- Open the store menu, and select an item.
- Memorize the stats of the item.
- Leave the store menu.
- Open the equip menu and navigate to the character.
- Memorize the name of the equipped item.
- Leave the equip menu.
- Open the Items menu.
- Locate the item you have equipped.
- Check its stats, and compare them to the shop item.
- If it is more powerful, buy it.
- Leave the store menu.
- Open the equip menu.
- Find the item you just bought, and finally see the numerical comparison to what you have equipped.
- Realize you miscalculated, and you didn’t want to buy that item after all.

So, there is my complaining, for now. I actually hope, almost *expect,* to be proven wrong. Gust has a history of introducing surprises well into a game, and negating my negative impressions.

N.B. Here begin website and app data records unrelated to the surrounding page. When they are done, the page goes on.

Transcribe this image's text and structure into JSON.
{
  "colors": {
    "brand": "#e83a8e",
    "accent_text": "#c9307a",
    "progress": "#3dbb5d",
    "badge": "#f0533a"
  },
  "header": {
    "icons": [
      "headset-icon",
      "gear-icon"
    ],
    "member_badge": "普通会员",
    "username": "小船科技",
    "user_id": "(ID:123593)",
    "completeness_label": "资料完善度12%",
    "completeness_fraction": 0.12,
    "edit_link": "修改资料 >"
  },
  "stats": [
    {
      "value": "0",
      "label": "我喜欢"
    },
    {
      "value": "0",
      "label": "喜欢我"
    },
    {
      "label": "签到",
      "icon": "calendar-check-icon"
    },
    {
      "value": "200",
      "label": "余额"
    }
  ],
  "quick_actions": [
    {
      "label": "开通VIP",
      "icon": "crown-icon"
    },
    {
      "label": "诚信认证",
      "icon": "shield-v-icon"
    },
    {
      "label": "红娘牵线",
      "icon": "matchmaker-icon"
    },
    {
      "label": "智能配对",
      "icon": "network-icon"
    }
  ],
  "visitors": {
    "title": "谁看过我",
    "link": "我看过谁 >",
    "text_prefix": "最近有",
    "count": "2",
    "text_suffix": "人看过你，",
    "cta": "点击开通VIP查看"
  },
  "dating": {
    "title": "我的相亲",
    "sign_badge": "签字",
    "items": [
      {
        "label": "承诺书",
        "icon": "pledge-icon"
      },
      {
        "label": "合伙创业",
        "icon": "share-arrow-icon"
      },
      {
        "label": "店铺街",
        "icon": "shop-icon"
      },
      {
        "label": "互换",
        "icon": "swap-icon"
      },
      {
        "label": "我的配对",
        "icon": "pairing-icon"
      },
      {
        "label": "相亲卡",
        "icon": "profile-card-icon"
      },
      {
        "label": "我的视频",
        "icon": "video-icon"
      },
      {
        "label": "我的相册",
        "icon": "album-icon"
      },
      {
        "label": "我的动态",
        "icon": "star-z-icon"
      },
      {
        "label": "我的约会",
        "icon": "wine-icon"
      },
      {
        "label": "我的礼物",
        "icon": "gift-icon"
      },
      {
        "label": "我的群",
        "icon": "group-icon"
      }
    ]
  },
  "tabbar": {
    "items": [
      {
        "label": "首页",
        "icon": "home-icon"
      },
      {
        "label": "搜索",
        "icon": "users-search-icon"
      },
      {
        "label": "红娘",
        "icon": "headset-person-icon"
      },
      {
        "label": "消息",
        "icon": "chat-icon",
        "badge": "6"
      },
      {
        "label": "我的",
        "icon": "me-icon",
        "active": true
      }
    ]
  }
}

I still haven’t got the third Reyvateil (though I am fairly sure I have met her). There could still be a lot more story, a lot more Cosmosphere, a lot more enjoyment to be had. My secret wishes are that there are *two* secret heroines, that all of the heroines’ personalities will end up having Cosmospheres of their own, and that there are way more main-story Phases than we think. Any of these could still be true. They could even release a patch that fixes some of the technical problems. There is downloadable content in the works. Ar tonelico 3 still has a chance to live up to the lavishness of At2.